I don’t exactly know how to do this, I could very easily have a critical thought or make a remark moments after completing this post, but the fact that Hitler wanted to be an artist and devastated by criticism is hard to forget.

The Courtyard of the Old Residency in Munich
The Courtyard of the Old Residency in Munich
Posted in Happiness

Is it easy to be happy?

The following is a repost from 4/14/15 that was accidentally overwritten.

On January 1st my friends and I decided to take the 100 Days of Happiness Challenge. We would post something on Facebook that made us happy every day for 100 days.

We just reached the 100th day this weekend. I learned some things about happiness along the way.

I don’t think I would have made it to the end if my friends weren’t doing it. I missed some days here and there, but because they kept it up, I eventually got back on the wagon. Reasons Why I Didn’t Post:

1. It takes effort to consciously look for something to point out and sometimes I just didn’t make the effort. This is where it was helpful that my friends were doing it, because it was a reminder to think about my day and what made me happy.

2. Sometimes I just didn’t feel like going on Facebook. Facebook is wonderful for keeping it touch family and friends, but sometimes it’s a lot of clutter.

3. I put off posting to a more convenient time and then I lost the original excitement I felt during the happy moment.

4. Sometimes things were crappy and I just didn’t want to be happy. Fortunately, I didn’t have this issue very often, but from talking to some others about happiness throughout the 100 days I realized some people feel like this a lot.

100 Days of Happiness was a wonderful project for many reasons: 1. I got to know more about my friends from seeing a snippet of their days and because they shared their thoughts. Some people tend to post things often but not everyone does that, so this got them to do so.

Like:Things Overthinkers Will Understand

2. My favorite thing was I noticed that instead of paying attention to things that annoyed me, I was too busy trying to look for positive things. This was especially true earlier on. I hope to get that back.

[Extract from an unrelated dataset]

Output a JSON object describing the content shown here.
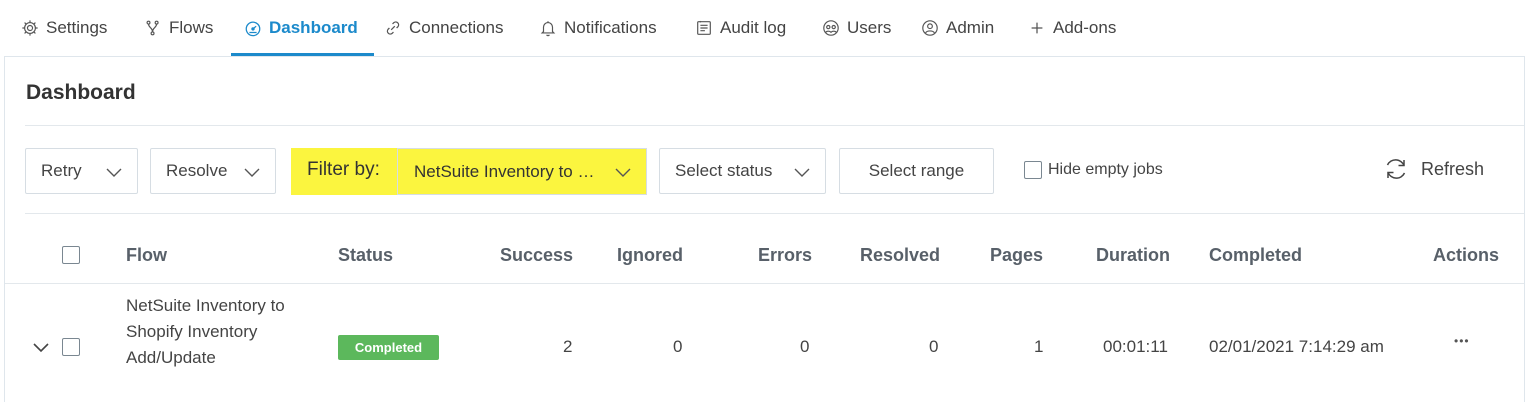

Going to Target always makes me happy
Going to Target always makes me happy

3. I saw that happiness isn’t about the big things it’s about the little things.


4. But sometimes it is about big things. Like getting to be in the Sun Sentinel.

Dancing Darlingz

 5. I took some time to check out all of the pictures of our memories and it was nice remembering these moments and reading the comments. Some of them made me laugh. I also saw posts that I missed along the way.


 6. My friend in Connecticut and my cousin in Michigan participated. It was fun having this tie friends together near and far.

Window cleaners dressed up as superheroes for the children's hospital
Window cleaners dressed up as superheroes for the children’s hospital

7. It forced us to think about what really makes us happy, and it fostered discussions analyzing how we perceived happiness.

We all liked it so much we decided to continue. Hopefully more people will join us this time. It doesn’t really matter if we do it every day but it’s important to do it most days.